## WHAT TO PRODUCE:
All lines holding the word "Parámetros" should be located in the records and copied.

## INPUT DATA:
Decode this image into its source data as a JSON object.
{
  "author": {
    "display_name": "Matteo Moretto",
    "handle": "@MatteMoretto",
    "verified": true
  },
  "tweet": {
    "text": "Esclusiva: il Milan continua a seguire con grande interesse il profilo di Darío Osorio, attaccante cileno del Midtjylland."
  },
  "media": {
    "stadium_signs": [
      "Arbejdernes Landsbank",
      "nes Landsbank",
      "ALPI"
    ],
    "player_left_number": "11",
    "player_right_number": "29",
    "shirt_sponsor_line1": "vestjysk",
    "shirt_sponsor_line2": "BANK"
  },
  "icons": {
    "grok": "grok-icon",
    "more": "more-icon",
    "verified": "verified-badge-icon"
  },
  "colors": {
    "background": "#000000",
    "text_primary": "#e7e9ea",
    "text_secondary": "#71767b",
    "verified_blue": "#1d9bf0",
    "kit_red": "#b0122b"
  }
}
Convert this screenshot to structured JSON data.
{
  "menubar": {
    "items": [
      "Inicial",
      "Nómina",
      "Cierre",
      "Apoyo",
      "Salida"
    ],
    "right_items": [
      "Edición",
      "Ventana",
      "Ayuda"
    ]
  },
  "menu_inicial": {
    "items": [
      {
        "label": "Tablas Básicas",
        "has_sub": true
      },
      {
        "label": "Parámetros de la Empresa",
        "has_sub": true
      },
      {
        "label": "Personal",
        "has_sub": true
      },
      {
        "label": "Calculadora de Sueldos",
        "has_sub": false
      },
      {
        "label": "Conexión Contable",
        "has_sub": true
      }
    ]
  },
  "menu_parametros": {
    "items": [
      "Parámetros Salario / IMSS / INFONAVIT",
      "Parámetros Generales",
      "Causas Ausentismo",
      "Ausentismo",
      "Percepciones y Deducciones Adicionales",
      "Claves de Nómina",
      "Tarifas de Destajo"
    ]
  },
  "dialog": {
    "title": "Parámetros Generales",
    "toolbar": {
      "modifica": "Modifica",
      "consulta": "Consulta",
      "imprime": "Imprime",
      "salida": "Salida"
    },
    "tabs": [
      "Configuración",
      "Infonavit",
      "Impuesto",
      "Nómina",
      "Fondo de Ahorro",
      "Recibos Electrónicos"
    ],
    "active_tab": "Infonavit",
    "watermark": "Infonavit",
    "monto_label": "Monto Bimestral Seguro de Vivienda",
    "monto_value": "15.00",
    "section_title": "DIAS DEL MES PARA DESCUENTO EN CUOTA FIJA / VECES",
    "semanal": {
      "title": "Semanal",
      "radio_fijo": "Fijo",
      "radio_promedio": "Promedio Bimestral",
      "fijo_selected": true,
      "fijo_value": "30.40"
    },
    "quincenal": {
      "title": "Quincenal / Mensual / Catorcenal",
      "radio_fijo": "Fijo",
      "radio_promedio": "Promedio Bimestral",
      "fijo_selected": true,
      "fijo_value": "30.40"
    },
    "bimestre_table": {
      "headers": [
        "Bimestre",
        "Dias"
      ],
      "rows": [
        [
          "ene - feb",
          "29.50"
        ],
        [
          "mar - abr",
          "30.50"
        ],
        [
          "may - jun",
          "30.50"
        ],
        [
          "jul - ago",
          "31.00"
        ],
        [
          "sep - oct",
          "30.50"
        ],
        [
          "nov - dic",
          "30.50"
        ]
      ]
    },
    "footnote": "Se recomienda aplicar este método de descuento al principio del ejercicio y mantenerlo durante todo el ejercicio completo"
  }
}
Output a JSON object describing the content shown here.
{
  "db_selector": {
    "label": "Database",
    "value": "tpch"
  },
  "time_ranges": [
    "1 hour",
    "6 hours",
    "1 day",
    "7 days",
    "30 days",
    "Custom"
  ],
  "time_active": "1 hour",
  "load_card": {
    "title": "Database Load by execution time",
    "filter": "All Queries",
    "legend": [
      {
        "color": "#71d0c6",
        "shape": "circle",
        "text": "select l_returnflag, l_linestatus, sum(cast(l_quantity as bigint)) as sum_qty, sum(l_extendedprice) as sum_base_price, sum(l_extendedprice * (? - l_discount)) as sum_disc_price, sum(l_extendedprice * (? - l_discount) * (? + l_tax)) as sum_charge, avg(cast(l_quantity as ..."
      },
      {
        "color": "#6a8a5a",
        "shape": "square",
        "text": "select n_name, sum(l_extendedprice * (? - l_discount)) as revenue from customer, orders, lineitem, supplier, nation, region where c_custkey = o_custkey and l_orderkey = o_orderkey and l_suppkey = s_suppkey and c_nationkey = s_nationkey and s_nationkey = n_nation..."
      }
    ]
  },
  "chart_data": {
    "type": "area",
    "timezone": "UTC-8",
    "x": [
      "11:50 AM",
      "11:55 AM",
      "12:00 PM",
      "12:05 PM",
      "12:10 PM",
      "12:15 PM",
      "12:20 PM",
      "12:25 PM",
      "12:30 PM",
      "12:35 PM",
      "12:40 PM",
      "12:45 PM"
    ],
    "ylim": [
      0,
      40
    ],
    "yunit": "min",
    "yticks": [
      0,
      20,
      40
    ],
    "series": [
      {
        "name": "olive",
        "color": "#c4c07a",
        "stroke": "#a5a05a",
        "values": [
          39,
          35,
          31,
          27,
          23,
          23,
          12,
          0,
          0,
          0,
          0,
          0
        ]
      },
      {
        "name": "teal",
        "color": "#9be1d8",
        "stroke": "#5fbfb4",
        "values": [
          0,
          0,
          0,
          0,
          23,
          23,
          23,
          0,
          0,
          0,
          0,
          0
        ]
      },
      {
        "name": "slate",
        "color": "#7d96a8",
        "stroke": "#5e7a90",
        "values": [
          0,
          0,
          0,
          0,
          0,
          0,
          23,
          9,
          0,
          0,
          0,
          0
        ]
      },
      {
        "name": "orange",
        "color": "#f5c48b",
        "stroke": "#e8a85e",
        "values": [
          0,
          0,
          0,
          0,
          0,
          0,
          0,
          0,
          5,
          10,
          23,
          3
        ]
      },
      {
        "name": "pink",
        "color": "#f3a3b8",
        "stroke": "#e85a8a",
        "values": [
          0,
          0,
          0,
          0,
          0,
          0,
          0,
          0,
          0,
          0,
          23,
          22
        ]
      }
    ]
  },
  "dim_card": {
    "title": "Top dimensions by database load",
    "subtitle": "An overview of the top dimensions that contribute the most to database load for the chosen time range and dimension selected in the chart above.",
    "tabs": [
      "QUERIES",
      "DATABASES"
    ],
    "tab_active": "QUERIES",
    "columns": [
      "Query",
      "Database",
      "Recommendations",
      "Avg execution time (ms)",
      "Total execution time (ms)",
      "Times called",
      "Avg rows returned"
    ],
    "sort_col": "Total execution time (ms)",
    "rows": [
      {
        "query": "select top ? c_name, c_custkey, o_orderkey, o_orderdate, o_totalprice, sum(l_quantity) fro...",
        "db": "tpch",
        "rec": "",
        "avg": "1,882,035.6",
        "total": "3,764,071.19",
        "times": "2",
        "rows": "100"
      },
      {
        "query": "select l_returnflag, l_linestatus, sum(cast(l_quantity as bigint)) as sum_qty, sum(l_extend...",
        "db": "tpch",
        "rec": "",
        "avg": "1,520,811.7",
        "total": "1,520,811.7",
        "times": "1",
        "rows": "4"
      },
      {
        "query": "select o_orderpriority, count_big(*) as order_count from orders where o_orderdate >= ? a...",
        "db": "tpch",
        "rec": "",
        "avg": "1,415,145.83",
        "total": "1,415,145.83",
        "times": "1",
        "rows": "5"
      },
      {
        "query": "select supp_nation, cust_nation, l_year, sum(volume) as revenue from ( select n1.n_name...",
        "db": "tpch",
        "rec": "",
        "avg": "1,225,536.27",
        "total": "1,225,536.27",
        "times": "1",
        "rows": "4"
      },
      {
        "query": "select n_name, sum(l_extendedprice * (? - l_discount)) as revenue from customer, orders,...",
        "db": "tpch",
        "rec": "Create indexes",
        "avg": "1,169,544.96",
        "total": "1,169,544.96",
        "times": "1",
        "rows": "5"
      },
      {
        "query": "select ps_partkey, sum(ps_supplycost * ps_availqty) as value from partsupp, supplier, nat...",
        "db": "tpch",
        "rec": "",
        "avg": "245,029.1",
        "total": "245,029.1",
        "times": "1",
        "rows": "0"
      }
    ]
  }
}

## SOLUTION TO THIS PROBLEM:
        "label": "Parámetros de la Empresa",
      "Parámetros Salario / IMSS / INFONAVIT",
      "Parámetros Generales",
    "title": "Parámetros Generales",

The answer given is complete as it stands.